# User:SxE00/IGEM 2006

## Contents

## Overview of my Contribution to IGEM

I have been an Advisor on Dynamic Systems for the IGEM Imperial College Team. As an advisor I have supervised the study by Imperial IGEM students of ever more complex dynamic systems (from the simple Lotka-Volterra [link] to the complex 2D prey-predator model with bounded growths and killings [link]).

Here is an example of Bifurcation Diagram which was obtained by the team during the various analyses.

## Specific Contributions

- Teaching the Basics of Dynamic Systems

- Generalities

- - What is a Dynamic System?
- - How do you interpret the parameters of a Dynamic System?
- Focus on the Prey-Predator Models

- - What is a Steady Point? Why are so Important?
- - Why do we study the Jacobian to study Dynamic analysis?

- Lecture on Dynamic Systems IGEM:IMPERIAL/2006/Calendar/2006-8-9

- Support for Students

- Support in Mathematics

- - Help for Data Analysis (Methods/Implementation)
- - Help for Calculations in Study of Dynamic Systems

- Creation of Tutorials for IGEM Students (see below) including

- - Templates for Study of Dynamic Systems
- - templates for Presentation of Results

## Tutorials

The following tutorials were prepared to support the work of the Imperial College students participating in IGEM 2006.

**Analysis of a Dynamic System**- Tutorial 1 : Basic Principles of Dynamic Analysis Dynamic Analysis
- Tutorial 2 : Application of Poincare - bendixson Poincare Bendixson
- Tutorial 3 : Template for the Analysis of a Dynamic System Template for Analysis
- Tutorial 4 : Suggestions for the Presentation of Simulation Results Presentation

**Complementary Tutorials**- Tutorial 5 : Curve Fitting with the Least Square Method Least Square Methods
- Tutorial 6 : Solving a Cubic Equation (Cardano's Formulae) Cardano

## Analyses of Dynamic Systems (Scanned Notes)

The final model was complex and depended on 8 independent parameters - 5 after rendering it dimension-less. Cases E=0 and E>0 were separated for practical and theoretical reasons:

- - the case E=0 is a little bit simpler to study (one less parameter)
- - but its study gives good insights into working out the calculations for the general case
- - E=0 and E>0 exhibit some different characteristics as time goes to infinity
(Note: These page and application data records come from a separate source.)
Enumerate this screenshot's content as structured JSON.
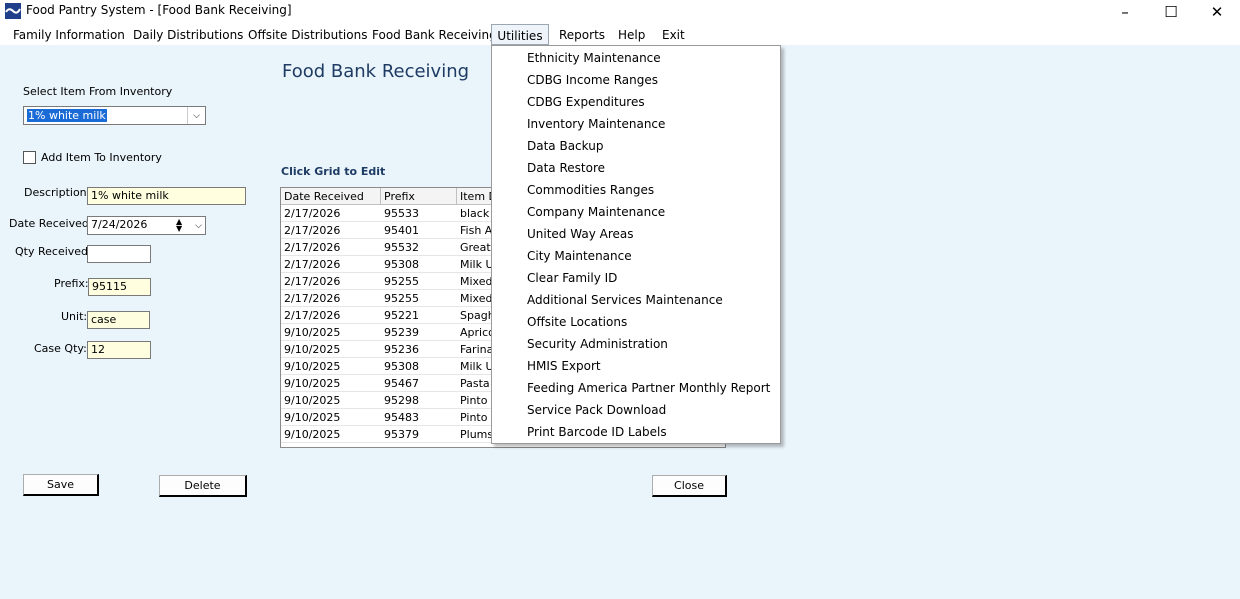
{
  "window": {
    "title": "Food Pantry System - [Food Bank Receiving]",
    "minimize_glyph": "–",
    "maximize_glyph": "☐",
    "close_glyph": "✕"
  },
  "menubar": [
    "Family Information",
    "Daily Distributions",
    "Offsite Distributions",
    "Food Bank Receiving",
    "Utilities",
    "Reports",
    "Help",
    "Exit"
  ],
  "utilities_menu": [
    "Ethnicity Maintenance",
    "CDBG Income Ranges",
    "CDBG Expenditures",
    "Inventory Maintenance",
    "Data Backup",
    "Data Restore",
    "Commodities Ranges",
    "Company Maintenance",
    "United Way Areas",
    "City Maintenance",
    "Clear Family ID",
    "Additional Services Maintenance",
    "Offsite Locations",
    "Security Administration",
    "HMIS Export",
    "Feeding America Partner Monthly Report",
    "Service Pack Download",
    "Print Barcode ID Labels"
  ],
  "form": {
    "heading": "Food Bank Receiving",
    "select_label": "Select Item From Inventory",
    "select_value": "1% white milk",
    "add_item_label": "Add Item To Inventory",
    "add_item_checked": false,
    "description_label": "Description:",
    "description_value": "1% white milk",
    "date_label": "Date Received:",
    "date_value": "7/24/2026",
    "qty_label": "Qty Received:",
    "qty_value": "",
    "prefix_label": "Prefix:",
    "prefix_value": "95115",
    "unit_label": "Unit:",
    "unit_value": "case",
    "caseqty_label": "Case Qty:",
    "caseqty_value": "12",
    "grid_caption": "Click Grid to Edit"
  },
  "grid": {
    "columns": [
      "Date Received",
      "Prefix",
      "Item D"
    ],
    "rows": [
      [
        "2/17/2026",
        "95533",
        "black b"
      ],
      [
        "2/17/2026",
        "95401",
        "Fish A"
      ],
      [
        "2/17/2026",
        "95532",
        "Great N"
      ],
      [
        "2/17/2026",
        "95308",
        "Milk U"
      ],
      [
        "2/17/2026",
        "95255",
        "Mixed"
      ],
      [
        "2/17/2026",
        "95255",
        "Mixed"
      ],
      [
        "2/17/2026",
        "95221",
        "Spaghe"
      ],
      [
        "9/10/2025",
        "95239",
        "Aprico"
      ],
      [
        "9/10/2025",
        "95236",
        "Farina"
      ],
      [
        "9/10/2025",
        "95308",
        "Milk U"
      ],
      [
        "9/10/2025",
        "95467",
        "Pasta"
      ],
      [
        "9/10/2025",
        "95298",
        "Pinto B"
      ],
      [
        "9/10/2025",
        "95483",
        "Pinto B"
      ],
      [
        "9/10/2025",
        "95379",
        "Plums"
      ]
    ]
  },
  "buttons": {
    "save": "Save",
    "delete": "Delete",
    "close": "Close"
  }
}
Some parts of the analysis involved some complex calculations that were beyond the scope of the project and consequently the students used my results. My notes on the analysis of both cases (E=0) and (E>0) will be scanned soon and posted here for anyone willing to check them